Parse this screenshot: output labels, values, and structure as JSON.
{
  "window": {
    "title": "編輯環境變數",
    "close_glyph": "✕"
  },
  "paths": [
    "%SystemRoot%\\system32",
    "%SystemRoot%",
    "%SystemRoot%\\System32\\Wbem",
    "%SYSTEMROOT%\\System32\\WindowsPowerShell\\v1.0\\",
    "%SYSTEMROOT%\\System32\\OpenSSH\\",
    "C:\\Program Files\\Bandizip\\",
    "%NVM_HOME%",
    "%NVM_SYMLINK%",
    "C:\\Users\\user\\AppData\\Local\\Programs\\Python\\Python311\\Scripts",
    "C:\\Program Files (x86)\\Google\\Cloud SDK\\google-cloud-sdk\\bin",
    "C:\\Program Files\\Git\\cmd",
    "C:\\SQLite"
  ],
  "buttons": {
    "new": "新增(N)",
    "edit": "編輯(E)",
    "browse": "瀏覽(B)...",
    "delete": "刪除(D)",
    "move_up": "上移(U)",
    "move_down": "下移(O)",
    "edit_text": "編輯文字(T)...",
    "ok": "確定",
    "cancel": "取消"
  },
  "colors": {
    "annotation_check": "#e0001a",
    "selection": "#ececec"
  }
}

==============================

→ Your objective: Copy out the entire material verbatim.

→ Your response:
Parse this screenshot: output labels, values, and structure as JSON.
{
  "window": {
    "title": "編輯環境變數",
    "close_glyph": "✕"
  },
  "paths": [
    "%SystemRoot%\\system32",
    "%SystemRoot%",
    "%SystemRoot%\\System32\\Wbem",
    "%SYSTEMROOT%\\System32\\WindowsPowerShell\\v1.0\\",
    "%SYSTEMROOT%\\System32\\OpenSSH\\",
    "C:\\Program Files\\Bandizip\\",
    "%NVM_HOME%",
    "%NVM_SYMLINK%",
    "C:\\Users\\user\\AppData\\Local\\Programs\\Python\\Python311\\Scripts",
    "C:\\Program Files (x86)\\Google\\Cloud SDK\\google-cloud-sdk\\bin",
    "C:\\Program Files\\Git\\cmd",
    "C:\\SQLite"
  ],
  "buttons": {
    "new": "新增(N)",
    "edit": "編輯(E)",
    "browse": "瀏覽(B)...",
    "delete": "刪除(D)",
    "move_up": "上移(U)",
    "move_down": "下移(O)",
    "edit_text": "編輯文字(T)...",
    "ok": "確定",
    "cancel": "取消"
  },
  "colors": {
    "annotation_check": "#e0001a",
    "selection": "#ececec"
  }
}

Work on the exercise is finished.